By Ray Stern
By Ray Stern
By New Times
By Amy Silverman
By Stephen Lemons
By Stephen Lemons
By Monica Alonzo
By Chris Parker
Owens recently had turned 30 at the Arizona State Prison, his residence for the previous six and a half years. In December 1986, another judge had sentenced him to 20 years on theft and embezzlement charges.
Owens had gotten the maximum because of the shameless nature of his crimes: He had stolen and used credit cards of the elderly, colleagues and others while working as a paramedic. Awaiting sentencing, he had stolen the identities of dead people and others while working, remarkably, as a loan officer in Mesa.
Owens' own uncle had recommended a long prison term, calling his nephew "a classic sociopath."
Yet here he was in Reinstein's court in 1993, about to be freed years before his term was up. And it was happening because several people in law enforcement -- prosecutors, police and prison officials -- were urging his early release.
"It is my feeling that Bob has become a very trustworthy person," corrections officer T.A. Daniels wrote the judge. "For his safety, I do hope he will receive a second chance."
Jim Keppel, then chief criminal deputy at the County Attorney's Office (he is now a judge), took over the Owens case himself -- a strong statement about its importance to law enforcement.
Reinstein says it was an easy call to cut Owens loose.
"This guy had the complete support of law enforcement, obviously for the things he'd been doing for them," he says. "He had a good prison record, and there was no one telling me, `Don't do it!'"
Owens promised he wouldn't get into any more trouble. "I don't want to ever go back to prison again," he told the judge.
Reinstein responded, "Mr. Owens, you know, if you come back before me, I think you know what the sentence will be. You're getting a hell of a break here."
Since 1993, Bob Owens has been Maricopa County's Teflon man -- able to extricate himself from myriad legal jams by promising to provide amazing information about bigger, nastier criminals.
On the surface, he's a bit like Frank Abagnale Jr., the glib, charming con man played by Leo DiCaprio in Catch Me If You Can.
The resemblance ends quickly.
Where the Abagnale character was a nice kid forced by life's circumstances into a life of crime through impersonation, Owens plays himself, an amoral man who would steal from his own family if it suited him. (His uncle said in Owens' 1986 presentencing report that family members suspected he had stolen cash and credit cards from the sister of his father's new bride at their wedding.)
The trappings of rehabilitation seemed there at first after Owens' release from prison.
He got married within months, to Terri Daniels, the corrections officer who had written the glowing letter on his behalf. And he found work with a retired cop who had opened a private investigation firm.
Owens was supposed to be on probation for five years after his release. But without objection from prosecutors or probation officers, Judge Reinstein cut short Owens' probationary period after one year, restored his civil rights and expunged his felony convictions.
That ended the system's hold on the smooth-talking ex-convict.
By then, Owens already was embedding himself in the heart of the criminal-justice community.
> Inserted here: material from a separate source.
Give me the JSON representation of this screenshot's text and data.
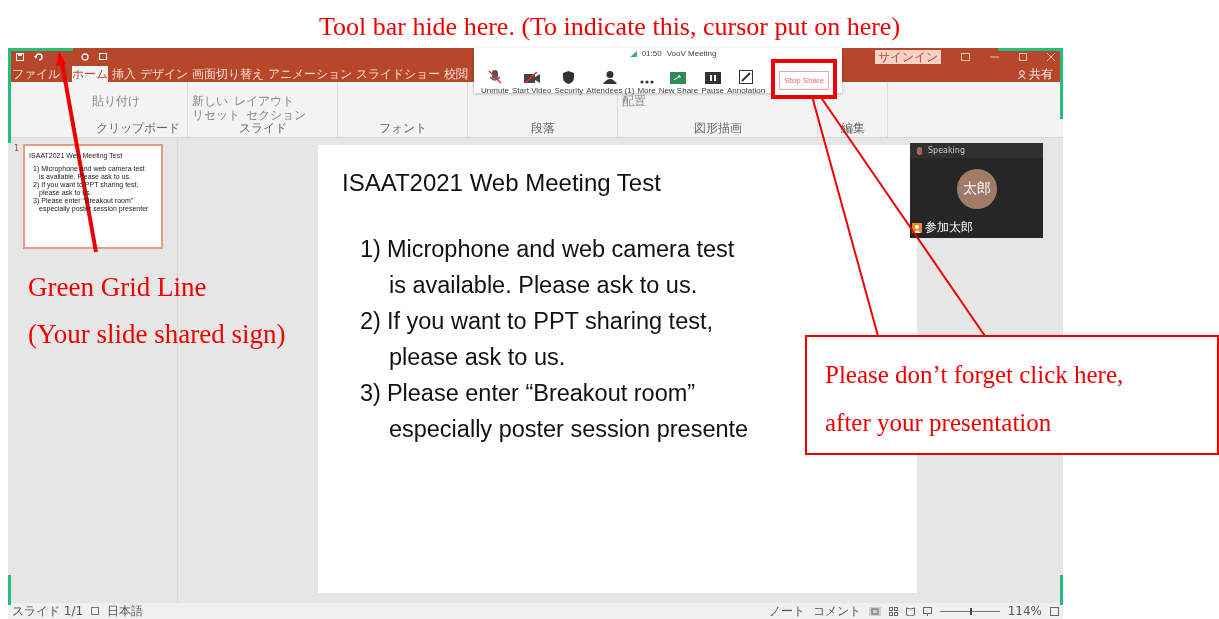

He schmoozed with defense attorneys as he stayed in touch with police sources, tantalizing all with tips and tidbits.
When Owens applied for and won a private investigator's license with the state of Arizona in October 1994, he included an FBI agent and an investigator from the Attorney General's Office as references.
But Bob Owens -- whose attorney said would have no comment for this story -- didn't go straight.
A New Times investigation reveals that Owens hasn't stopped running scams since he got out of prison. Among his marks have been judges, prosecutors, defense attorneys, cops and news reporters, all of whom he has convinced that he is a cool, ultra-connected guy -- a real player.
More important, the evidence is compelling that Owens has stolen tens of thousands of dollars from criminal defendants and their families.
Where Owens once discovered that judges frown on paramedics stealing from their elderly patients, his latest prey have been the accused criminals -- represented by high-priced attorneys he worked for -- and their families.
Until recently, one of Owens' scams was to tell clients and their loved ones that he was an associate "attorney" of high-powered Phoenix barristers Tom Thinnes and the late Mike Vaughn. He would ask clients to make payments directly to him, then he would take a big chunk of that money -- $30,000 here, $10,000 there -- and deposit it into his own bank account. Then he would turn over the rest of the dough to the real attorney.
"He told me that he made $1.8 million last year," says Thinnes. "Could be bullshit, but who knows?"
He especially attached himself to Thinnes, who is listed in the publication Best Lawyers in America, and once was portrayed by name in a made-for-TV movie about an early 1980s Phoenix murder case. The pair still are partners in a building on North Second Street in downtown Phoenix, which Thinnes long ago dubbed "Edifice Lex."